[App and web page records]

- - -

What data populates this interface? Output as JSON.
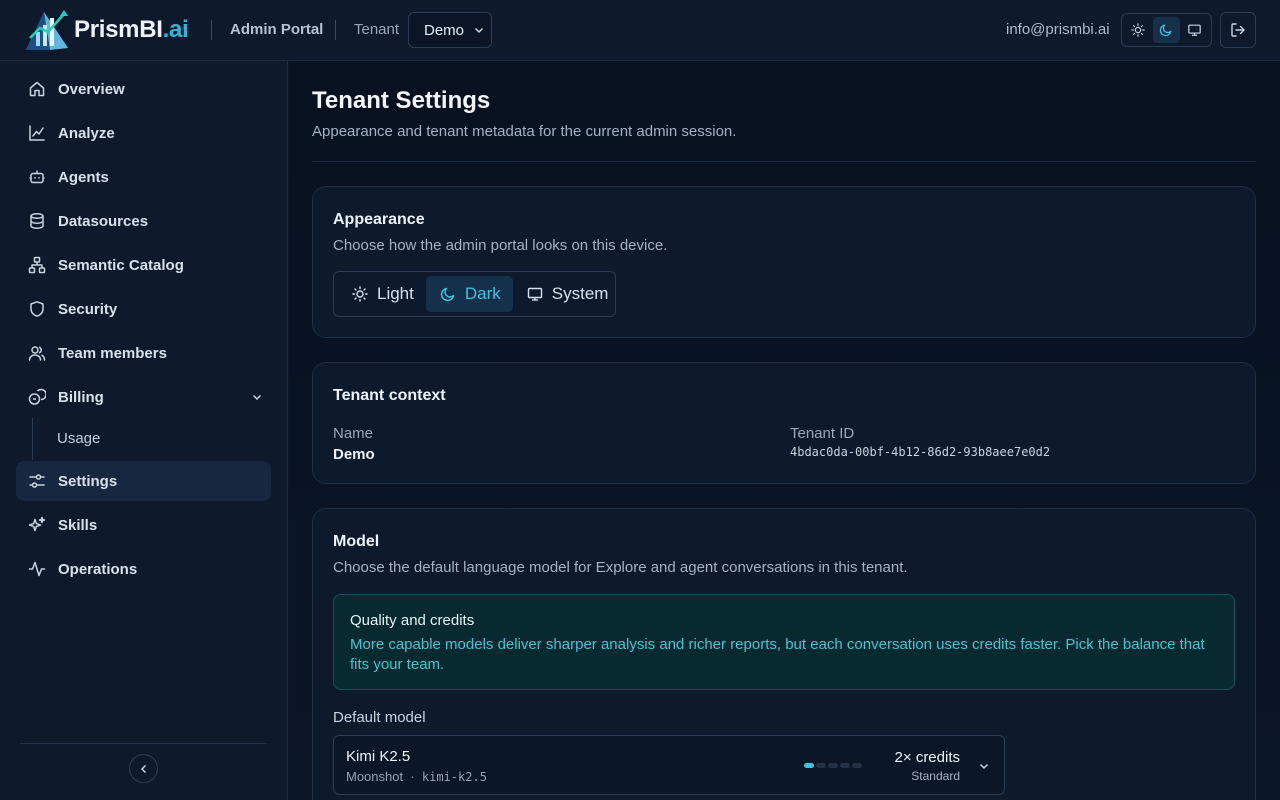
{
  "header": {
    "logo_text": "PrismBI",
    "logo_suffix": ".ai",
    "portal_label": "Admin Portal",
    "tenant_label": "Tenant",
    "tenant_value": "Demo",
    "user_email": "info@prismbi.ai",
    "theme_active": "dark"
  },
  "sidebar": {
    "items": [
      {
        "label": "Overview",
        "icon": "home-icon"
      },
      {
        "label": "Analyze",
        "icon": "line-chart-icon"
      },
      {
        "label": "Agents",
        "icon": "bot-icon"
      },
      {
        "label": "Datasources",
        "icon": "database-icon"
      },
      {
        "label": "Semantic Catalog",
        "icon": "network-icon"
      },
      {
        "label": "Security",
        "icon": "shield-icon"
      },
      {
        "label": "Team members",
        "icon": "users-icon"
      },
      {
        "label": "Billing",
        "icon": "coins-icon"
      },
      {
        "label": "Settings",
        "icon": "sliders-icon"
      },
      {
        "label": "Skills",
        "icon": "sparkles-icon"
      },
      {
        "label": "Operations",
        "icon": "activity-icon"
      }
    ],
    "billing_sub": "Usage",
    "active": "Settings"
  },
  "main": {
    "title": "Tenant Settings",
    "subtitle": "Appearance and tenant metadata for the current admin session.",
    "appearance": {
      "title": "Appearance",
      "subtitle": "Choose how the admin portal looks on this device.",
      "options": [
        "Light",
        "Dark",
        "System"
      ],
      "selected": "Dark"
    },
    "tenant_context": {
      "title": "Tenant context",
      "name_label": "Name",
      "name_value": "Demo",
      "id_label": "Tenant ID",
      "id_value": "4bdac0da-00bf-4b12-86d2-93b8aee7e0d2"
    },
    "model": {
      "title": "Model",
      "subtitle": "Choose the default language model for Explore and agent conversations in this tenant.",
      "callout_title": "Quality and credits",
      "callout_body": "More capable models deliver sharper analysis and richer reports, but each conversation uses credits faster. Pick the balance that fits your team.",
      "default_label": "Default model",
      "selected_name": "Kimi K2.5",
      "selected_provider": "Moonshot",
      "selected_separator": "·",
      "selected_id": "kimi-k2.5",
      "credits": "2× credits",
      "tier": "Standard",
      "cost_level": 1,
      "cost_max": 5
    }
  },
  "colors": {
    "accent": "#3fc3e0",
    "background": "#0b1525",
    "panel": "#0d1a2c"
  }
}
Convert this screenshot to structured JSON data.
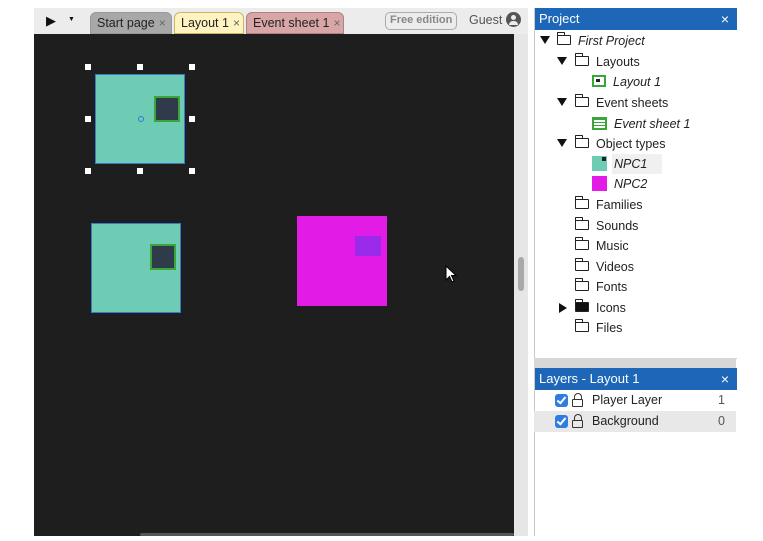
{
  "toolbar": {
    "tabs": [
      {
        "label": "Start page"
      },
      {
        "label": "Layout 1"
      },
      {
        "label": "Event sheet 1"
      }
    ],
    "close_glyph": "×",
    "edition_badge": "Free edition",
    "user": "Guest"
  },
  "project": {
    "title": "Project",
    "close_glyph": "×",
    "root": "First Project",
    "layouts": "Layouts",
    "layout_item": "Layout 1",
    "event_sheets": "Event sheets",
    "event_sheet_item": "Event sheet 1",
    "object_types": "Object types",
    "npc1": "NPC1",
    "npc2": "NPC2",
    "families": "Families",
    "sounds": "Sounds",
    "music": "Music",
    "videos": "Videos",
    "fonts": "Fonts",
    "icons": "Icons",
    "files": "Files"
  },
  "layers": {
    "title": "Layers - Layout 1",
    "close_glyph": "×",
    "items": [
      {
        "name": "Player Layer",
        "index": "1"
      },
      {
        "name": "Background",
        "index": "0"
      }
    ]
  },
  "colors": {
    "npc1": "#6ecbb4",
    "npc2": "#e21ce6",
    "panel_header": "#1e67b8",
    "canvas": "#1e1e1e"
  }
}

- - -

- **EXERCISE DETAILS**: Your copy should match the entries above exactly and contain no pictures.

- **WRITTEN SOLUTION**:
What data populates this interface? Output as JSON.
{
  "header": {
    "logo_text": "PrismBI",
    "logo_suffix": ".ai",
    "portal_label": "Admin Portal",
    "tenant_label": "Tenant",
    "tenant_value": "Demo",
    "user_email": "info@prismbi.ai",
    "theme_active": "dark"
  },
  "sidebar": {
    "items": [
      {
        "label": "Overview",
        "icon": "home-icon"
      },
      {
        "label": "Analyze",
        "icon": "line-chart-icon"
      },
      {
        "label": "Agents",
        "icon": "bot-icon"
      },
      {
        "label": "Datasources",
        "icon": "database-icon"
      },
      {
        "label": "Semantic Catalog",
        "icon": "network-icon"
      },
      {
        "label": "Security",
        "icon": "shield-icon"
      },
      {
        "label": "Team members",
        "icon": "users-icon"
      },
      {
        "label": "Billing",
        "icon": "coins-icon"
      },
      {
        "label": "Settings",
        "icon": "sliders-icon"
      },
      {
        "label": "Skills",
        "icon": "sparkles-icon"
      },
      {
        "label": "Operations",
        "icon": "activity-icon"
      }
    ],
    "billing_sub": "Usage",
    "active": "Settings"
  },
  "main": {
    "title": "Tenant Settings",
    "subtitle": "Appearance and tenant metadata for the current admin session.",
    "appearance": {
      "title": "Appearance",
      "subtitle": "Choose how the admin portal looks on this device.",
      "options": [
        "Light",
        "Dark",
        "System"
      ],
      "selected": "Dark"
    },
    "tenant_context": {
      "title": "Tenant context",
      "name_label": "Name",
      "name_value": "Demo",
      "id_label": "Tenant ID",
      "id_value": "4bdac0da-00bf-4b12-86d2-93b8aee7e0d2"
    },
    "model": {
      "title": "Model",
      "subtitle": "Choose the default language model for Explore and agent conversations in this tenant.",
      "callout_title": "Quality and credits",
      "callout_body": "More capable models deliver sharper analysis and richer reports, but each conversation uses credits faster. Pick the balance that fits your team.",
      "default_label": "Default model",
      "selected_name": "Kimi K2.5",
      "selected_provider": "Moonshot",
      "selected_separator": "·",
      "selected_id": "kimi-k2.5",
      "credits": "2× credits",
      "tier": "Standard",
      "cost_level": 1,
      "cost_max": 5
    }
  },
  "colors": {
    "accent": "#3fc3e0",
    "background": "#0b1525",
    "panel": "#0d1a2c"
  }
}
Convert this screenshot to structured JSON data.
{
  "toolbar": {
    "tabs": [
      {
        "label": "Start page"
      },
      {
        "label": "Layout 1"
      },
      {
        "label": "Event sheet 1"
      }
    ],
    "close_glyph": "×",
    "edition_badge": "Free edition",
    "user": "Guest"
  },
  "project": {
    "title": "Project",
    "close_glyph": "×",
    "root": "First Project",
    "layouts": "Layouts",
    "layout_item": "Layout 1",
    "event_sheets": "Event sheets",
    "event_sheet_item": "Event sheet 1",
    "object_types": "Object types",
    "npc1": "NPC1",
    "npc2": "NPC2",
    "families": "Families",
    "sounds": "Sounds",
    "music": "Music",
    "videos": "Videos",
    "fonts": "Fonts",
    "icons": "Icons",
    "files": "Files"
  },
  "layers": {
    "title": "Layers - Layout 1",
    "close_glyph": "×",
    "items": [
      {
        "name": "Player Layer",
        "index": "1"
      },
      {
        "name": "Background",
        "index": "0"
      }
    ]
  },
  "colors": {
    "npc1": "#6ecbb4",
    "npc2": "#e21ce6",
    "panel_header": "#1e67b8",
    "canvas": "#1e1e1e"
  }
}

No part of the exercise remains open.